Calculus is the world's most advanced collections class library. It is written in C# (Calculus.dll) and this makes it available to C++, Visual Basic and Java programmers. Calculus uses bottom-up, balanced, interative AVL. These algorithms were developed by the author in C# in 2006. Since it is more than 10 years since their development, the classes are well tested and extremely stable. If C++ is included, these classes date back to 1989. If C and Pascal are included, these concepts date back to 1987.
Calculus contains an ordered set class which is of fundamental importance. Additionally, many multicollections are present in Calculus which cannot be found anywhere else. Many of these classes are critical to applications.
The Calculus Array class has many uses in operating system theory. In the graphics interface, there are many instances where arrays of points are passed to APIs. The Win+ interface makes extensive use of the Array class. Eventually, all modern operating systems will use such a class internally. The dynamic array class is perhaps the single most important class in programming.
The Calculus Tree class required new interfaces for .Net. From this it is clear that Calculus is the first class library to define a tree class. That is, the very definition of what is meant by a binary tree class is exposed by Calculus.
The now famous STL map class has its equivalent in Calculus. It is the class Dictionary. This is a very large, high performing class of extreme importance. Some people rate dictionaries as the most important class in programming. In Calculus, Maps are different from Dictionaries. The Dictionary class is ordered whereas Maps are unordered.
This volume presents the class definitions of the classes contained in the Calculus.dll assembly. Each class contains:
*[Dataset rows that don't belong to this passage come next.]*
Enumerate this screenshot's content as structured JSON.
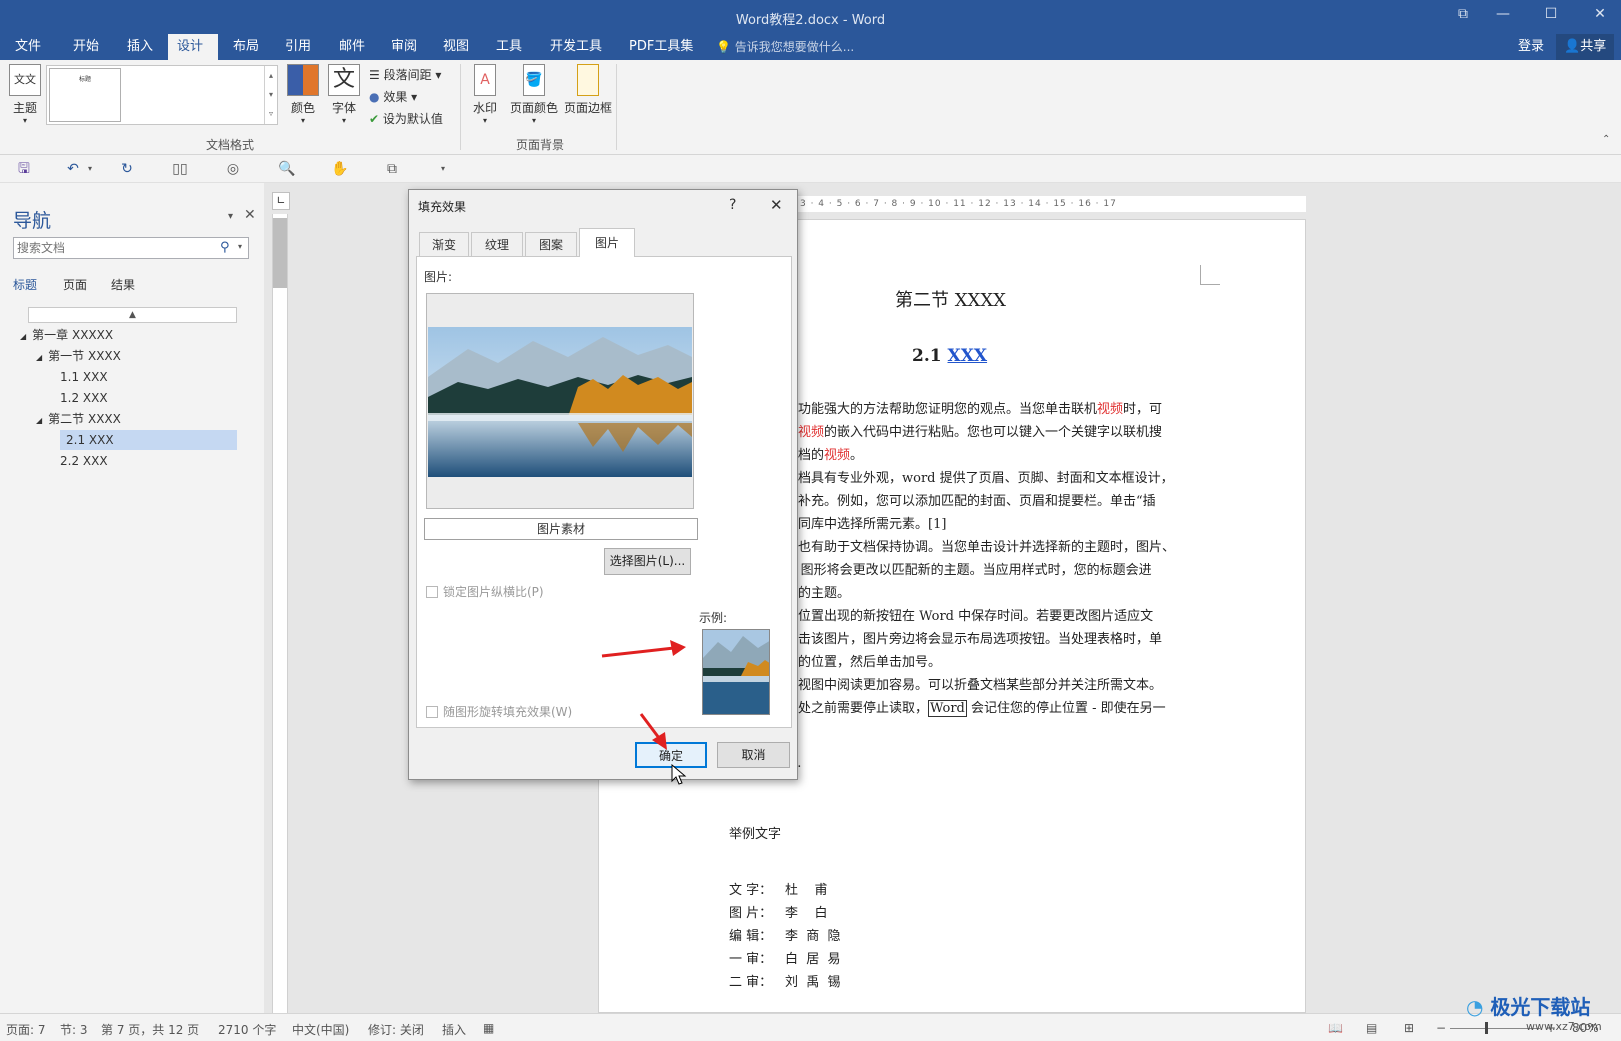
{
  "window": {
    "title": "Word教程2.docx - Word"
  },
  "ribbon_tabs": [
    "文件",
    "开始",
    "插入",
    "设计",
    "布局",
    "引用",
    "邮件",
    "审阅",
    "视图",
    "工具",
    "开发工具",
    "PDF工具集"
  ],
  "active_tab": "设计",
  "tell_me": "告诉我您想要做什么...",
  "account": {
    "login": "登录",
    "share": "共享"
  },
  "ribbon": {
    "theme": "主题",
    "colors": "颜色",
    "fonts": "字体",
    "paragraph_spacing": "段落间距",
    "effects": "效果",
    "set_default": "设为默认值",
    "watermark": "水印",
    "page_color": "页面颜色",
    "page_borders": "页面边框",
    "group_doc_format": "文档格式",
    "group_page_bg": "页面背景",
    "gallery_item": "标题"
  },
  "nav": {
    "title": "导航",
    "search_placeholder": "搜索文档",
    "tabs": [
      "标题",
      "页面",
      "结果"
    ],
    "tree": [
      {
        "label": "第一章 XXXXX",
        "level": 0,
        "expander": "◢"
      },
      {
        "label": "第一节 XXXX",
        "level": 1,
        "expander": "◢"
      },
      {
        "label": "1.1 XXX",
        "level": 2
      },
      {
        "label": "1.2 XXX",
        "level": 2
      },
      {
        "label": "第二节 XXXX",
        "level": 1,
        "expander": "◢"
      },
      {
        "label": "2.1 XXX",
        "level": 2,
        "selected": true
      },
      {
        "label": "2.2 XXX",
        "level": 2
      }
    ]
  },
  "ruler": {
    "marks": "3 · 4 · 5 · 6 · 7 · 8 · 9 · 10 · 11 · 12 · 13 · 14 · 15 · 16 · 17"
  },
  "document": {
    "section_title": "第二节  XXXX",
    "heading_num": "2.1",
    "heading_link": "XXX",
    "lines": [
      [
        "了功能强大的方法帮助您证明您的观点。当您单击联机",
        "视频",
        "时，可"
      ],
      [
        "的",
        "视频",
        "的嵌入代码中进行粘贴。您也可以键入一个关键字以联机搜"
      ],
      [
        "文档的",
        "视频",
        "。"
      ],
      [
        "文档具有专业外观，word 提供了页眉、页脚、封面和文本框设计，"
      ],
      [
        "为补充。例如，您可以添加匹配的封面、页眉和提要栏。单击“插"
      ],
      [
        "不同库中选择所需元素。[1]"
      ],
      [
        "式也有助于文档保持协调。当您单击设计并选择新的主题时，图片、"
      ],
      [
        "rt 图形将会更改以匹配新的主题。当应用样式时，您的标题会进"
      ],
      [
        "新的主题。"
      ],
      [
        "要位置出现的新按钮在 Word 中保存时间。若要更改图片适应文"
      ],
      [
        "单击该图片，图片旁边将会显示布局选项按钮。当处理表格时，单"
      ],
      [
        "列的位置，然后单击加号。"
      ],
      [
        "读视图中阅读更加容易。可以折叠文档某些部分并关注所需文本。"
      ],
      [
        "尾处之前需要停止读取，",
        "Word",
        " 会记住您的停止位置 - 即使在另一"
      ]
    ],
    "ellipsis": "...",
    "example_title": "举例文字",
    "credits": [
      {
        "role": "文  字：",
        "name": "杜    甫"
      },
      {
        "role": "图  片：",
        "name": "李    白"
      },
      {
        "role": "编  辑：",
        "name": "李  商  隐"
      },
      {
        "role": "一  审：",
        "name": "白  居  易"
      },
      {
        "role": "二  审：",
        "name": "刘  禹  锡"
      }
    ]
  },
  "dialog": {
    "title": "填充效果",
    "help": "?",
    "close": "✕",
    "tabs": [
      "渐变",
      "纹理",
      "图案",
      "图片"
    ],
    "active_tab": "图片",
    "picture_label": "图片:",
    "picture_name": "图片素材",
    "select_button": "选择图片(L)...",
    "lock_aspect": "锁定图片纵横比(P)",
    "rotate_with_shape": "随图形旋转填充效果(W)",
    "sample_label": "示例:",
    "ok": "确定",
    "cancel": "取消"
  },
  "status": {
    "page": "页面: 7",
    "section": "节: 3",
    "page_of": "第 7 页，共 12 页",
    "words": "2710 个字",
    "lang": "中文(中国)",
    "track": "修订: 关闭",
    "mode": "插入",
    "zoom": "80%"
  },
  "watermark_brand": "极光下载站",
  "watermark_url": "www.xz7.com",
  "colors": {
    "word_blue": "#2b579a",
    "nav_selected": "#c5d8f2",
    "ok_focus": "#0078d7",
    "link": "#2255cc",
    "red_text": "#e03030",
    "arrow_red": "#e02020"
  }
}
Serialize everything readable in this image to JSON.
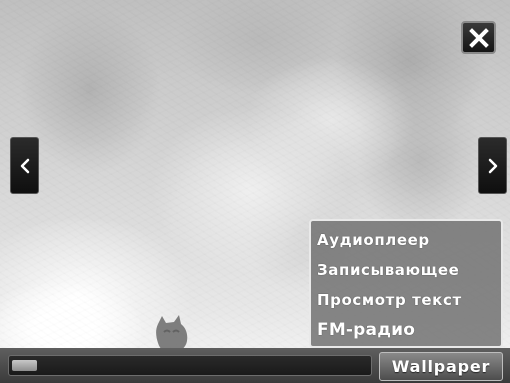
{
  "viewer": {
    "image_description_icon": "photo-background"
  },
  "controls": {
    "close_icon": "close-icon",
    "prev_icon": "chevron-left-icon",
    "next_icon": "chevron-right-icon"
  },
  "menu": {
    "items": [
      {
        "label": "Аудиоплеер"
      },
      {
        "label": "Записывающее"
      },
      {
        "label": "Просмотр текст"
      },
      {
        "label": "FM-радио"
      }
    ]
  },
  "bottom_bar": {
    "progress": 0.07,
    "wallpaper_label": "Wallpaper"
  },
  "colors": {
    "menu_background": "#6e6e6e",
    "menu_border": "#e9e9e9",
    "bar_background": "#4a4a4a",
    "progress_fill": "#b0b0b0"
  }
}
The volume (as at the front page) is a class reference. Also present is a class guide, which explains how to use the classes.